"Had the insured paid the amount of the judgment it would have been conclusive in his favor against the company on every issue properly tried in the action against him, he having notified the company of the action and requested it to defend the same. (Civ. Code, ยง 2778, subd. 5.) Since the policy provides for an action on such a judgment by the injured person against the company, under the circumstances stated, the evident intent is that such person shall have the rights which the insolvent insured would have had if he had paid the judgment.
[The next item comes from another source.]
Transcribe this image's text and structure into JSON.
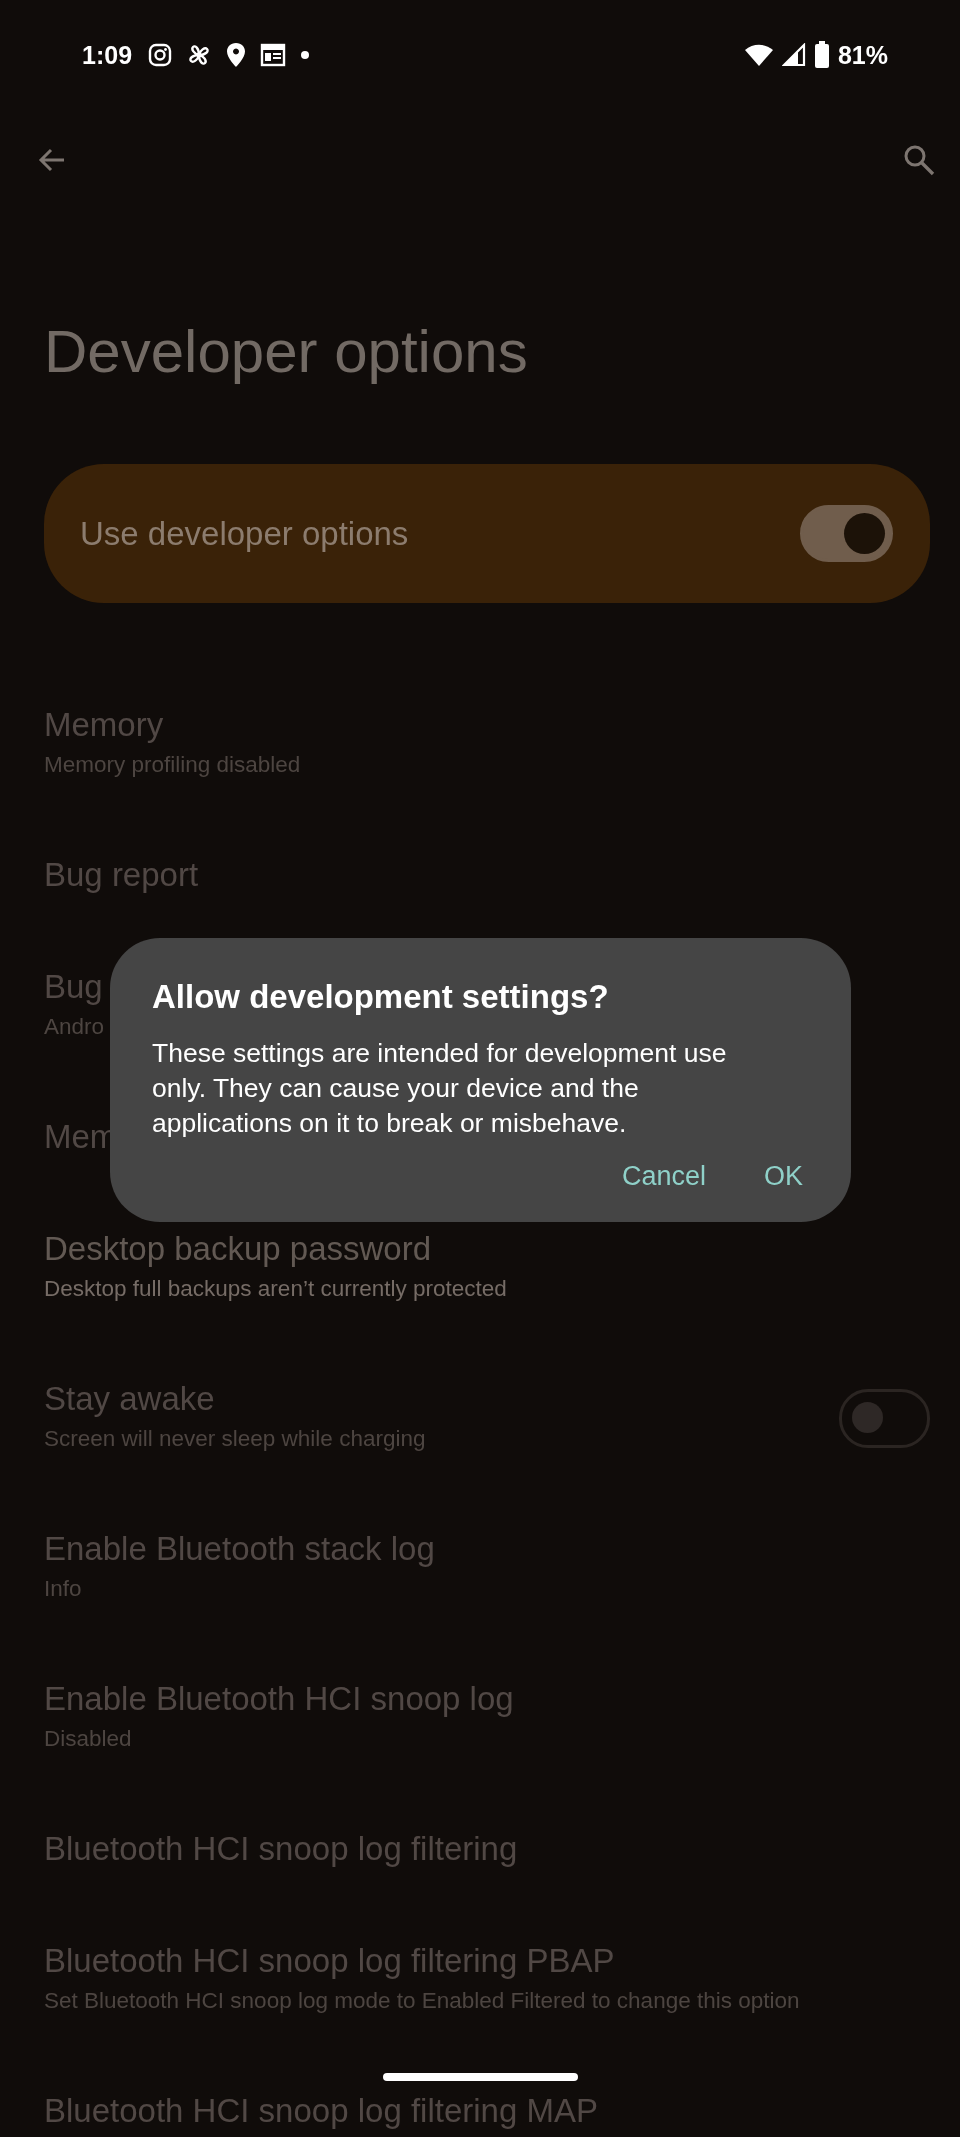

Such a judgment is conclusive only in respect to the matters adjudged." (Bryson v. International Indemnity Co., 88 Cal. App. 100, 103-104 [262 P. 790].)

[14] It is our opinion that under circumstances such as in this case, a fact essential to recovery, placed in issue and determined [165 Cal. App. 2d 163] by judgment in an action against an insured, on an obligation covered by his policy of indemnity insurance, in the absence of fraud or collusion, is conclusively established against an insurer given an opportunity to defend, and may not be relitigated in a subsequent action against it, upon its policy of insurance, to recover the amount of that judgment.

The judgment is reversed with instructions to the trial court to enter judgment in favor of the plaintiffs in the sum of $8,733.65, together with interest thereon at the rate of 7 per cent per annum from June 30, 1953, and for costs.

Griffin, P. J., and Shepard, J., concurred.

FN *. Assigned by Chairman of Judicial Council.